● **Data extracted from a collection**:
....

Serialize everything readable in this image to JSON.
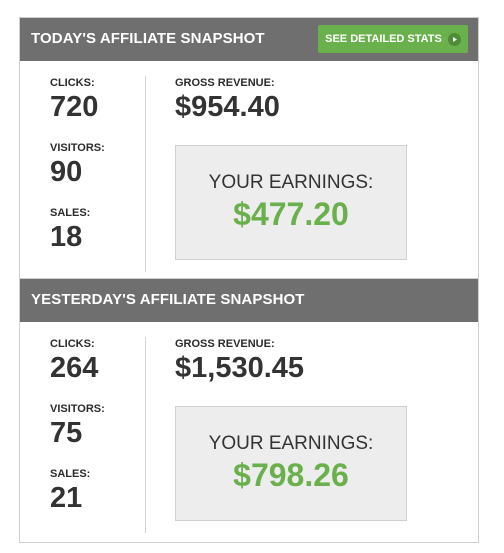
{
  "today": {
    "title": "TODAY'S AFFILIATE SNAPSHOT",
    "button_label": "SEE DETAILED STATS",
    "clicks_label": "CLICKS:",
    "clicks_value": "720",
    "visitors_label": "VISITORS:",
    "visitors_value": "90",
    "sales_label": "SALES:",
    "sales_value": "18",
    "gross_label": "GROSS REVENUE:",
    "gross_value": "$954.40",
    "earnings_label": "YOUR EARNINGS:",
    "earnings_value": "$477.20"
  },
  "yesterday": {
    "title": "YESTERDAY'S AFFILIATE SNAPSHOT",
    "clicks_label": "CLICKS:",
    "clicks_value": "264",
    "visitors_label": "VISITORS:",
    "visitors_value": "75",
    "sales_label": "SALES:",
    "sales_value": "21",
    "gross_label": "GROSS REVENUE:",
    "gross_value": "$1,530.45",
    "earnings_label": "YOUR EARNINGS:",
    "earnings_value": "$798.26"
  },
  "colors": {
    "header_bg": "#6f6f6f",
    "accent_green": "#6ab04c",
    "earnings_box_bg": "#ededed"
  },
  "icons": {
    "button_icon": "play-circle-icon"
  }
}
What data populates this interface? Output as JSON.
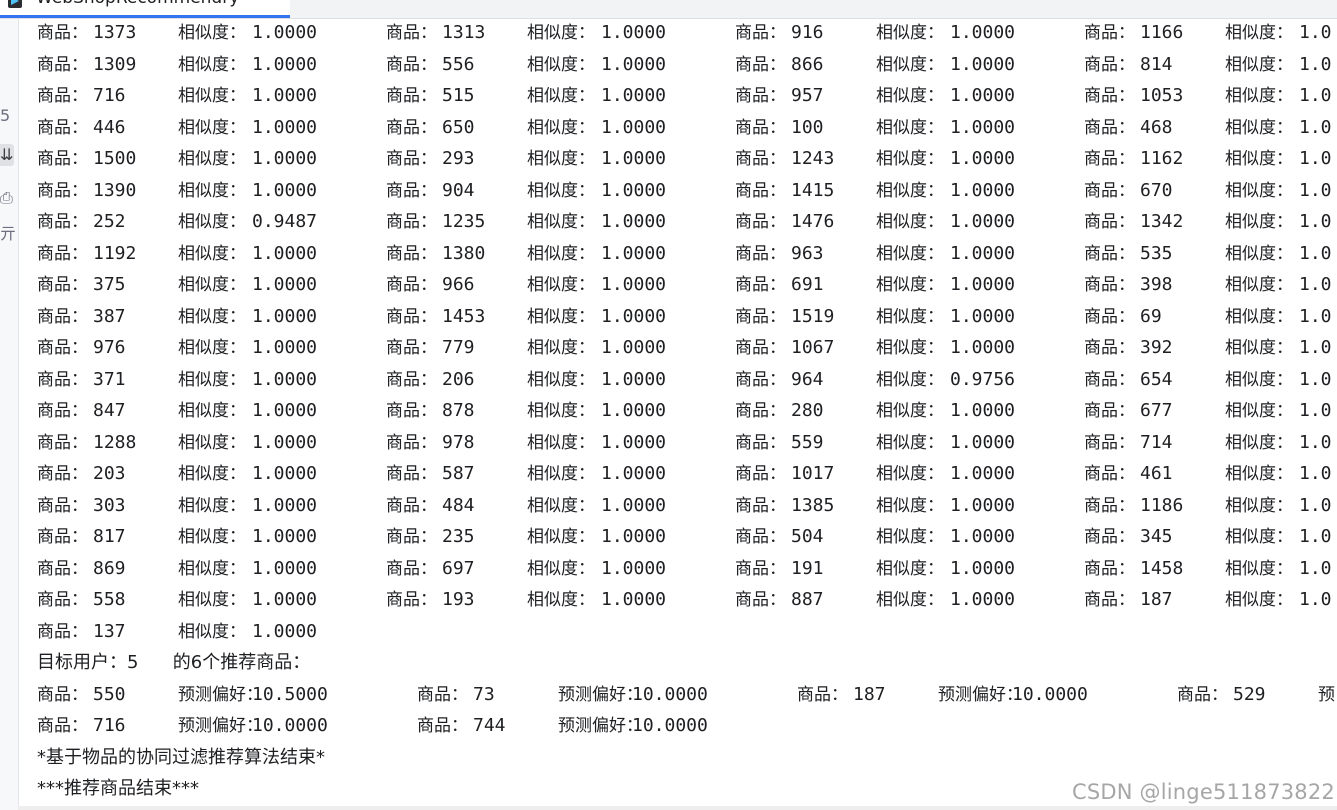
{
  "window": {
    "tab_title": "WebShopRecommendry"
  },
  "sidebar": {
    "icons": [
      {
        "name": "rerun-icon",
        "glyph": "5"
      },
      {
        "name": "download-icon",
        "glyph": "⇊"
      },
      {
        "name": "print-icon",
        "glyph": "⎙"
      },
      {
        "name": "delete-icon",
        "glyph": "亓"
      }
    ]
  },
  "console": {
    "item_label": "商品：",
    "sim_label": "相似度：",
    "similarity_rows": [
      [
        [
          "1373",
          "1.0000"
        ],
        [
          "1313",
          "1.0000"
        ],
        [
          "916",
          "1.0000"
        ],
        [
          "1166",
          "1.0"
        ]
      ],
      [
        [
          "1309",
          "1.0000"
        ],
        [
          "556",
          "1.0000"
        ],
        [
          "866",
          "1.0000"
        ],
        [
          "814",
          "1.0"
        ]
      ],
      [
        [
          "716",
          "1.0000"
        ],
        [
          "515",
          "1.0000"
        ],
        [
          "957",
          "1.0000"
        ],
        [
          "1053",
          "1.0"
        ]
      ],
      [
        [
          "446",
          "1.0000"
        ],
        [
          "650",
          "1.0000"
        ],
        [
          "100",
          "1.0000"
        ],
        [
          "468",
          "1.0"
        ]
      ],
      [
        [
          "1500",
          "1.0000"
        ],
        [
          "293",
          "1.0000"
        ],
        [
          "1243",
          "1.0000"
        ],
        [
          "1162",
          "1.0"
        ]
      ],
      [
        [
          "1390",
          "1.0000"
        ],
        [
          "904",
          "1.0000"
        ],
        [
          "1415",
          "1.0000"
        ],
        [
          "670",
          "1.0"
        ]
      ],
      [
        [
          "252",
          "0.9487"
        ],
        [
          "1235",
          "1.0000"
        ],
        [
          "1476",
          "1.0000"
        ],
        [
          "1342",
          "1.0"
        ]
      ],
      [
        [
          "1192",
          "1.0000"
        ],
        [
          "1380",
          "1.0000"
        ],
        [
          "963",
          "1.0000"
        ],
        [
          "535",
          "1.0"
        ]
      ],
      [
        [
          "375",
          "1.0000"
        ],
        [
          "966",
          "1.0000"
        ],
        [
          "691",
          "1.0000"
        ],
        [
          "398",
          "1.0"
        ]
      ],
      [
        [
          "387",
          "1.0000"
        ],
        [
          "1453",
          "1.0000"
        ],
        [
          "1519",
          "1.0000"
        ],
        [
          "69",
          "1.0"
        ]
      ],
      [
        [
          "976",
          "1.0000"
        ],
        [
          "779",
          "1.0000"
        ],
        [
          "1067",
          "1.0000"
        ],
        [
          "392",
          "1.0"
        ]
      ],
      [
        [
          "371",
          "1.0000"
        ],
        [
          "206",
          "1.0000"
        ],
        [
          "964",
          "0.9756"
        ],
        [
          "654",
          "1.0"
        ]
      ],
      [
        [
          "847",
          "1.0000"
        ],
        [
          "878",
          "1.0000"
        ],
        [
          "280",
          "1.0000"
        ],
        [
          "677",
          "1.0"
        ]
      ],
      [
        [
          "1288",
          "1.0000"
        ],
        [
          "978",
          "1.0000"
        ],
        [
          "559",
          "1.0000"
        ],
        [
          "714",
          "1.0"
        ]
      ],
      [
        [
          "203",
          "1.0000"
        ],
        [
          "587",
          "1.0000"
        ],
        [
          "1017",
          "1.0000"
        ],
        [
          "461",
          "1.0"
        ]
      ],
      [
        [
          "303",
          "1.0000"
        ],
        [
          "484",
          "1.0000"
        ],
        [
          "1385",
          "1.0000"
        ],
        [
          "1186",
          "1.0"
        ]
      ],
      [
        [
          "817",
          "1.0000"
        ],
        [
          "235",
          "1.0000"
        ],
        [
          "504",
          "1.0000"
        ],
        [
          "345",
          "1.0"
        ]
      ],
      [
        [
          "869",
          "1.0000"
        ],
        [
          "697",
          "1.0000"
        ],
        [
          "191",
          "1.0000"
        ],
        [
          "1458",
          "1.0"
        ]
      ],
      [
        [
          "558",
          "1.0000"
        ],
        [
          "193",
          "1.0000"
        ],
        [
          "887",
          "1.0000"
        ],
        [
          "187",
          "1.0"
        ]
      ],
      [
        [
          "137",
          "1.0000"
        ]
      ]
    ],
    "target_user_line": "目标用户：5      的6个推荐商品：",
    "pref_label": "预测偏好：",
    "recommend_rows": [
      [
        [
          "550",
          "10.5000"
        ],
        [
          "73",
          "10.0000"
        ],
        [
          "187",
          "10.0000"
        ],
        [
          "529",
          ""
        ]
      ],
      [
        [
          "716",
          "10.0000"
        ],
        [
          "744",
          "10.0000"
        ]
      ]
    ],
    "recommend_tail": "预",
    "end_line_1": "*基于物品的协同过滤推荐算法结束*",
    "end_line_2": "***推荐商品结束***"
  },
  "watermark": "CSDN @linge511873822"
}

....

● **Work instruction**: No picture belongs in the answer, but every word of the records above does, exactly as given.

● **Answer section**:
Serialize everything readable in this image to JSON.
{
  "today": {
    "title": "TODAY'S AFFILIATE SNAPSHOT",
    "button_label": "SEE DETAILED STATS",
    "clicks_label": "CLICKS:",
    "clicks_value": "720",
    "visitors_label": "VISITORS:",
    "visitors_value": "90",
    "sales_label": "SALES:",
    "sales_value": "18",
    "gross_label": "GROSS REVENUE:",
    "gross_value": "$954.40",
    "earnings_label": "YOUR EARNINGS:",
    "earnings_value": "$477.20"
  },
  "yesterday": {
    "title": "YESTERDAY'S AFFILIATE SNAPSHOT",
    "clicks_label": "CLICKS:",
    "clicks_value": "264",
    "visitors_label": "VISITORS:",
    "visitors_value": "75",
    "sales_label": "SALES:",
    "sales_value": "21",
    "gross_label": "GROSS REVENUE:",
    "gross_value": "$1,530.45",
    "earnings_label": "YOUR EARNINGS:",
    "earnings_value": "$798.26"
  },
  "colors": {
    "header_bg": "#6f6f6f",
    "accent_green": "#6ab04c",
    "earnings_box_bg": "#ededed"
  },
  "icons": {
    "button_icon": "play-circle-icon"
  }
}
What data populates this interface? Output as JSON.
{
  "window": {
    "tab_title": "WebShopRecommendry"
  },
  "sidebar": {
    "icons": [
      {
        "name": "rerun-icon",
        "glyph": "5"
      },
      {
        "name": "download-icon",
        "glyph": "⇊"
      },
      {
        "name": "print-icon",
        "glyph": "⎙"
      },
      {
        "name": "delete-icon",
        "glyph": "亓"
      }
    ]
  },
  "console": {
    "item_label": "商品：",
    "sim_label": "相似度：",
    "similarity_rows": [
      [
        [
          "1373",
          "1.0000"
        ],
        [
          "1313",
          "1.0000"
        ],
        [
          "916",
          "1.0000"
        ],
        [
          "1166",
          "1.0"
        ]
      ],
      [
        [
          "1309",
          "1.0000"
        ],
        [
          "556",
          "1.0000"
        ],
        [
          "866",
          "1.0000"
        ],
        [
          "814",
          "1.0"
        ]
      ],
      [
        [
          "716",
          "1.0000"
        ],
        [
          "515",
          "1.0000"
        ],
        [
          "957",
          "1.0000"
        ],
        [
          "1053",
          "1.0"
        ]
      ],
      [
        [
          "446",
          "1.0000"
        ],
        [
          "650",
          "1.0000"
        ],
        [
          "100",
          "1.0000"
        ],
        [
          "468",
          "1.0"
        ]
      ],
      [
        [
          "1500",
          "1.0000"
        ],
        [
          "293",
          "1.0000"
        ],
        [
          "1243",
          "1.0000"
        ],
        [
          "1162",
          "1.0"
        ]
      ],
      [
        [
          "1390",
          "1.0000"
        ],
        [
          "904",
          "1.0000"
        ],
        [
          "1415",
          "1.0000"
        ],
        [
          "670",
          "1.0"
        ]
      ],
      [
        [
          "252",
          "0.9487"
        ],
        [
          "1235",
          "1.0000"
        ],
        [
          "1476",
          "1.0000"
        ],
        [
          "1342",
          "1.0"
        ]
      ],
      [
        [
          "1192",
          "1.0000"
        ],
        [
          "1380",
          "1.0000"
        ],
        [
          "963",
          "1.0000"
        ],
        [
          "535",
          "1.0"
        ]
      ],
      [
        [
          "375",
          "1.0000"
        ],
        [
          "966",
          "1.0000"
        ],
        [
          "691",
          "1.0000"
        ],
        [
          "398",
          "1.0"
        ]
      ],
      [
        [
          "387",
          "1.0000"
        ],
        [
          "1453",
          "1.0000"
        ],
        [
          "1519",
          "1.0000"
        ],
        [
          "69",
          "1.0"
        ]
      ],
      [
        [
          "976",
          "1.0000"
        ],
        [
          "779",
          "1.0000"
        ],
        [
          "1067",
          "1.0000"
        ],
        [
          "392",
          "1.0"
        ]
      ],
      [
        [
          "371",
          "1.0000"
        ],
        [
          "206",
          "1.0000"
        ],
        [
          "964",
          "0.9756"
        ],
        [
          "654",
          "1.0"
        ]
      ],
      [
        [
          "847",
          "1.0000"
        ],
        [
          "878",
          "1.0000"
        ],
        [
          "280",
          "1.0000"
        ],
        [
          "677",
          "1.0"
        ]
      ],
      [
        [
          "1288",
          "1.0000"
        ],
        [
          "978",
          "1.0000"
        ],
        [
          "559",
          "1.0000"
        ],
        [
          "714",
          "1.0"
        ]
      ],
      [
        [
          "203",
          "1.0000"
        ],
        [
          "587",
          "1.0000"
        ],
        [
          "1017",
          "1.0000"
        ],
        [
          "461",
          "1.0"
        ]
      ],
      [
        [
          "303",
          "1.0000"
        ],
        [
          "484",
          "1.0000"
        ],
        [
          "1385",
          "1.0000"
        ],
        [
          "1186",
          "1.0"
        ]
      ],
      [
        [
          "817",
          "1.0000"
        ],
        [
          "235",
          "1.0000"
        ],
        [
          "504",
          "1.0000"
        ],
        [
          "345",
          "1.0"
        ]
      ],
      [
        [
          "869",
          "1.0000"
        ],
        [
          "697",
          "1.0000"
        ],
        [
          "191",
          "1.0000"
        ],
        [
          "1458",
          "1.0"
        ]
      ],
      [
        [
          "558",
          "1.0000"
        ],
        [
          "193",
          "1.0000"
        ],
        [
          "887",
          "1.0000"
        ],
        [
          "187",
          "1.0"
        ]
      ],
      [
        [
          "137",
          "1.0000"
        ]
      ]
    ],
    "target_user_line": "目标用户：5      的6个推荐商品：",
    "pref_label": "预测偏好：",
    "recommend_rows": [
      [
        [
          "550",
          "10.5000"
        ],
        [
          "73",
          "10.0000"
        ],
        [
          "187",
          "10.0000"
        ],
        [
          "529",
          ""
        ]
      ],
      [
        [
          "716",
          "10.0000"
        ],
        [
          "744",
          "10.0000"
        ]
      ]
    ],
    "recommend_tail": "预",
    "end_line_1": "*基于物品的协同过滤推荐算法结束*",
    "end_line_2": "***推荐商品结束***"
  },
  "watermark": "CSDN @linge511873822"
}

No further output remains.